↓

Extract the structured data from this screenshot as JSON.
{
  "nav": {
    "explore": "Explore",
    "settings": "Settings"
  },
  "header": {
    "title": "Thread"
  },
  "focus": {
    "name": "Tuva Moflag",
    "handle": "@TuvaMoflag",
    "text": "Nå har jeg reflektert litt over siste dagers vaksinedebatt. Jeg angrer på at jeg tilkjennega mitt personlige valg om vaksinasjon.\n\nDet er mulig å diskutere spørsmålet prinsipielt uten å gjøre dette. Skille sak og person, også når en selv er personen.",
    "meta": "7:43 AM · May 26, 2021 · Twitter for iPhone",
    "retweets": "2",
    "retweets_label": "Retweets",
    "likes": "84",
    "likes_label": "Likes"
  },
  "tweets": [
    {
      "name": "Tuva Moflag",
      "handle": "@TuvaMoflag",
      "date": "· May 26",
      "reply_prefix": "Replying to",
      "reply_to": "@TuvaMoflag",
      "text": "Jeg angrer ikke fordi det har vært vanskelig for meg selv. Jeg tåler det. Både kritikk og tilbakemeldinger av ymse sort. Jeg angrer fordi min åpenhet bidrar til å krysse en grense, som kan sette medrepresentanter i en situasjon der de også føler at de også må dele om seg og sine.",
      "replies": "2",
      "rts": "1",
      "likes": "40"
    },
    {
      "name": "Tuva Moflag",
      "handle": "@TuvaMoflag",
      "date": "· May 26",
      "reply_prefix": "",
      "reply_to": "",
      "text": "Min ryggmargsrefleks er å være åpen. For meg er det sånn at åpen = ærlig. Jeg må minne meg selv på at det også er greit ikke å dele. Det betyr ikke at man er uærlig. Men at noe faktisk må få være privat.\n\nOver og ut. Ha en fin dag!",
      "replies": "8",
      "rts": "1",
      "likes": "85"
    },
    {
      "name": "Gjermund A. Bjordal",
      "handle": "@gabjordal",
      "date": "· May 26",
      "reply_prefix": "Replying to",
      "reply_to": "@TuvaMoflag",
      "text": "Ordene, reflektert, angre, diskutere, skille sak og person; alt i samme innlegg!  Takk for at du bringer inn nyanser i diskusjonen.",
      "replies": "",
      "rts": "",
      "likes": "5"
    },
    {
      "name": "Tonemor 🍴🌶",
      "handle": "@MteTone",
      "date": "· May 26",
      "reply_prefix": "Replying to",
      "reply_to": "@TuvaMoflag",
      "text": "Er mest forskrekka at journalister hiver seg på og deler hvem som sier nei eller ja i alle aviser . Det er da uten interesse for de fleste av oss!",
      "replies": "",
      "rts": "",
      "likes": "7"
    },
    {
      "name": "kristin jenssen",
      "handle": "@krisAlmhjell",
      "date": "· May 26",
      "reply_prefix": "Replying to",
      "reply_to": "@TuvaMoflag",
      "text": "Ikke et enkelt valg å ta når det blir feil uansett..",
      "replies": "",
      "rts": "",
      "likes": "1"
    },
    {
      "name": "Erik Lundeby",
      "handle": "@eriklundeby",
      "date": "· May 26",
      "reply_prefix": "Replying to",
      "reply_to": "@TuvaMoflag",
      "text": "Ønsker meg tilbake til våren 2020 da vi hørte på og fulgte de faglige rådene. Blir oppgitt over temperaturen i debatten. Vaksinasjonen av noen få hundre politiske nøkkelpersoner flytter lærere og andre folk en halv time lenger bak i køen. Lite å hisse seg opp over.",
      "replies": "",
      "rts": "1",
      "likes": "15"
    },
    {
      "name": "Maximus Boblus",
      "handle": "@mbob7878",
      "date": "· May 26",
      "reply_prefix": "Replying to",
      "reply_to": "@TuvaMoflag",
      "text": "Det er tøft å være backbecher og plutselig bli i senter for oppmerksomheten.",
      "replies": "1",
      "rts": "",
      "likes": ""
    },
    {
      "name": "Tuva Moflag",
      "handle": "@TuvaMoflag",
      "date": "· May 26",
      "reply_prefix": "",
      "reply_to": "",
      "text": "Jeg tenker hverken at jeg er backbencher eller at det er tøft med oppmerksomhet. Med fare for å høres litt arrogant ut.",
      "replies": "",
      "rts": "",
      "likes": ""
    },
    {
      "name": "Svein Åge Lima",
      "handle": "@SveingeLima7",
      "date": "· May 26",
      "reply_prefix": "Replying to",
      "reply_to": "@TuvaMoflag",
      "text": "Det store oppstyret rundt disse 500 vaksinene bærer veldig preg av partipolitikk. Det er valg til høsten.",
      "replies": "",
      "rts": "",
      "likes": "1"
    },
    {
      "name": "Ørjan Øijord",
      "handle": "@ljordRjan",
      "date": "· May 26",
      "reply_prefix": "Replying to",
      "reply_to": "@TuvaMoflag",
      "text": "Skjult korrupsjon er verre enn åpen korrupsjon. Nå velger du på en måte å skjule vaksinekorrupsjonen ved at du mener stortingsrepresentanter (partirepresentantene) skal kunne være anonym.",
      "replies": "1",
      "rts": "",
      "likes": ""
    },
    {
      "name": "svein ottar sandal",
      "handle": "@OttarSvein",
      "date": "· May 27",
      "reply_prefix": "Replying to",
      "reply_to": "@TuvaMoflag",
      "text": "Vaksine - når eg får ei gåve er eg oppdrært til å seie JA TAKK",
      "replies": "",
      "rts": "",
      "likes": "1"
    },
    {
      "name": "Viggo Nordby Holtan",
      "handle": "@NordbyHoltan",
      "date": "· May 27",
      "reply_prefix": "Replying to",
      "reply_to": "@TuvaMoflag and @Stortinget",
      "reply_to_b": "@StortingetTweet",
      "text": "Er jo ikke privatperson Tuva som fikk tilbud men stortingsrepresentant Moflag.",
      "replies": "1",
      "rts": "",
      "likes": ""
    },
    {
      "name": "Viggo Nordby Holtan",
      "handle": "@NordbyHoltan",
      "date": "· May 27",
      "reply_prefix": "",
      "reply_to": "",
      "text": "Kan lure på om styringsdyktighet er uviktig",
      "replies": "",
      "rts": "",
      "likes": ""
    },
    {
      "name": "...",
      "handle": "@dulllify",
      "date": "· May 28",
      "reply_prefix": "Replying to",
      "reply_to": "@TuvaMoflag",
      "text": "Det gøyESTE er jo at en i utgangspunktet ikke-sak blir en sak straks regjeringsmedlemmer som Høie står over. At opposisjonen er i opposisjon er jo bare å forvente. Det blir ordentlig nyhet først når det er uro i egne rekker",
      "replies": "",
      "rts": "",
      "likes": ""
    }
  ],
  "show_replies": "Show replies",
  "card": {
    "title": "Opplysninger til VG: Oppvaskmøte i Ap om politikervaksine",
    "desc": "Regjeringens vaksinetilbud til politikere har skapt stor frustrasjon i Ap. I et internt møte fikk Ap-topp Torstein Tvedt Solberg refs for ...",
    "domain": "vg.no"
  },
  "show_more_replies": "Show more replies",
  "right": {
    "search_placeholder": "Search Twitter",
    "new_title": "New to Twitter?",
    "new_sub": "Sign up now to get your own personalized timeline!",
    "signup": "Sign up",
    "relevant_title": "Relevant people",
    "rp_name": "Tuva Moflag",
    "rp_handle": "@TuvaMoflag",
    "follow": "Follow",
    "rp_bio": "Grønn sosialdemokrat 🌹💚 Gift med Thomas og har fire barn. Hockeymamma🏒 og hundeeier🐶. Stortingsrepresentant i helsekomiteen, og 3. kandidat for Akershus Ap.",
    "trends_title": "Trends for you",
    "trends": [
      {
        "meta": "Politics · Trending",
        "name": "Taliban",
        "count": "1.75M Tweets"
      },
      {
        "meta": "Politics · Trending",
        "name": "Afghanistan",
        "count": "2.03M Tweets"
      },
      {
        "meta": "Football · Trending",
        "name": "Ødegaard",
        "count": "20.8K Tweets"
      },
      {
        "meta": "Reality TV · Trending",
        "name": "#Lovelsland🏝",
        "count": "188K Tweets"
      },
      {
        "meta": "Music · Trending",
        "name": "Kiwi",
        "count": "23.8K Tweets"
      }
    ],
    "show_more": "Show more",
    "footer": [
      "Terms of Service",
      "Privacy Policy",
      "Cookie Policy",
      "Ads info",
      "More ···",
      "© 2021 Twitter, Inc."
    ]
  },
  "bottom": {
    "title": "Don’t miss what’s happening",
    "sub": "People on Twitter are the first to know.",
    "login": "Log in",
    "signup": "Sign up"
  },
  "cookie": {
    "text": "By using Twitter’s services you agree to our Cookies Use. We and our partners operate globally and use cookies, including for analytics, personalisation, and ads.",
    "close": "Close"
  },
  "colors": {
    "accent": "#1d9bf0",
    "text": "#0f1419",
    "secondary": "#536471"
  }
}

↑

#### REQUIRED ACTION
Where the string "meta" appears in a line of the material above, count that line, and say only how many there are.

#### ANSWER FOR THIS EXERCISE
6